Greenspan: Idea U.S. Banks Are Not Exposed to Troubled Euroepan Banks "An Inappropriate View"
"You can't understand the United States at all unless you understand what's going in Europe," Greenspan stated in an interview on CNBC's Squawk Box October 7, 2011.
"I think we have been through a remarkably elaborate program to try to find out whether the single currencies work," he said. Like others, Greenspan thought it would work in the beginning because the markets bought into the idea it would work. This could be seen in the pricing of the currencies in countries like Greece, Italy, Spain and Portugal as they moved toward currency union. As the date of currency union approached in each country, the spread in interest rates of local currencies above the German bund would narrow dramatically from a level of a hundreds of basis points.
"I said and thought the markets are assuming that the Greeks and the Italians and the Spaniards and Portuguese are going to behave like Germans, and that's what [the markets] were telling us," Greenspan said. "They were going to capture the basic culture of Germany of prudence and savings." Thus, Greenspan said, this is how he was persuaded by the markets.But, in fact, history has shown the opposite of what the markets were predicting. "I was wrong," he concluded.
"Does the Euro hold together?" he asked rhetorically. "Starting from scratch [Europe] would have been better off having a Euro-zone which included obviously Germany, Austria, Luxembourg, Finland, Netherlands," Greenspan said. "Obviously, that would have worked," Greenspan said. "In a sense that there is a common culture that goes across that part of Europe, and you can see it when you go from one place to the other."
Greenspan also raised the issue of how much exposure U.S. banks have to European banks. "Many U.S. banks say that they don't have exposure or that they hedged their exposure. Do you believe them?" Greenspan asked. "It's not a direct exposure. Look at their balance sheets, you can't find it. But we're dealing with a global market, and the notion that we are completely isolated is, I think, a very dangerous -- that's too strong a word -- it's an inappropriate view [given] the integration of these systems," he added.

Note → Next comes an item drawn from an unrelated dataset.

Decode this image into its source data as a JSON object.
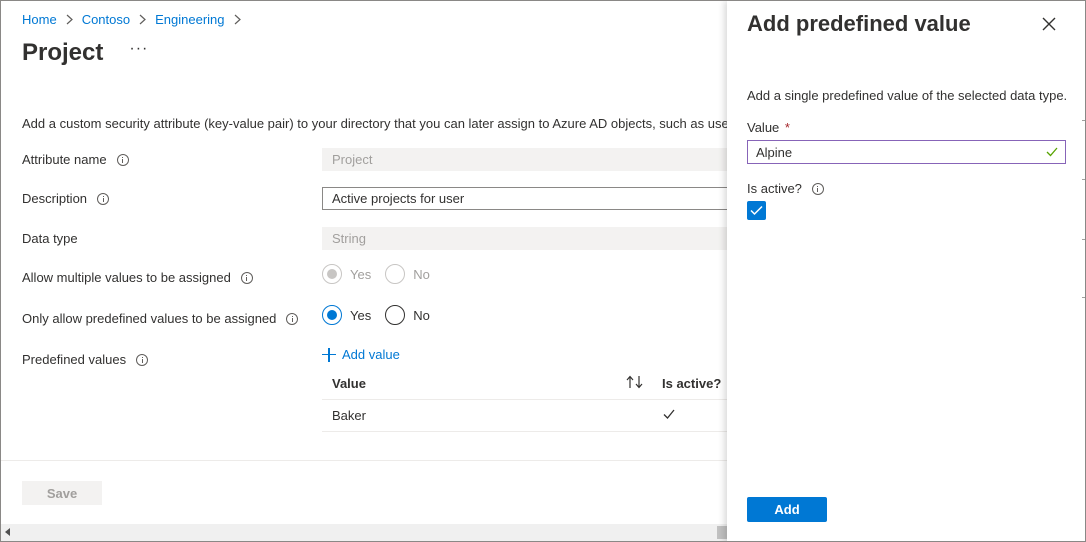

"The presumption that somehow the huge American banking system or financial system is independent of Europe, I think, is just utterly unrealistic," Greenspan said. "It looks independent until it isn't."
Greenspan questioned whether enough has been done in Europe to address the crisis before it gets worse, pointing out that 2,000 basis points for interest rates in Greece above the German bund are not sustainable. There is no credible scenario of which I'm aware in which they can get by without very significant cuts in their sovereign debt."
No one in Europe is taking the kind of pro-active steps to get ahead of the inevitable crisis, according to Greenspan. "It's going to take time. We know that there is a 2,000 basis point spread. But no one's rushing over there to do anything immediately," he said. He points that in the United States, former Treasury Secretary Hank Paulson, if the same problem were facing America, "would do something or we would probably face that head on immediately because it's going to get worse if you don't," Greenspan said.
"But now, this is kind of the European way. They're going to let the banks sort of maybe recapitalize in the meantime and take their time," he said. "Suddenly, we have three up days in the dow. We're okay with the track that they're on, No? No."
The Dow is seeing equity premiums at 1930s levels, even though productivity is improving and earnings of non-financials moving higher, Greenspan pointed out. This indicates a level of worry in the U.S. stock market above and beyond the fundamentals of the American economy.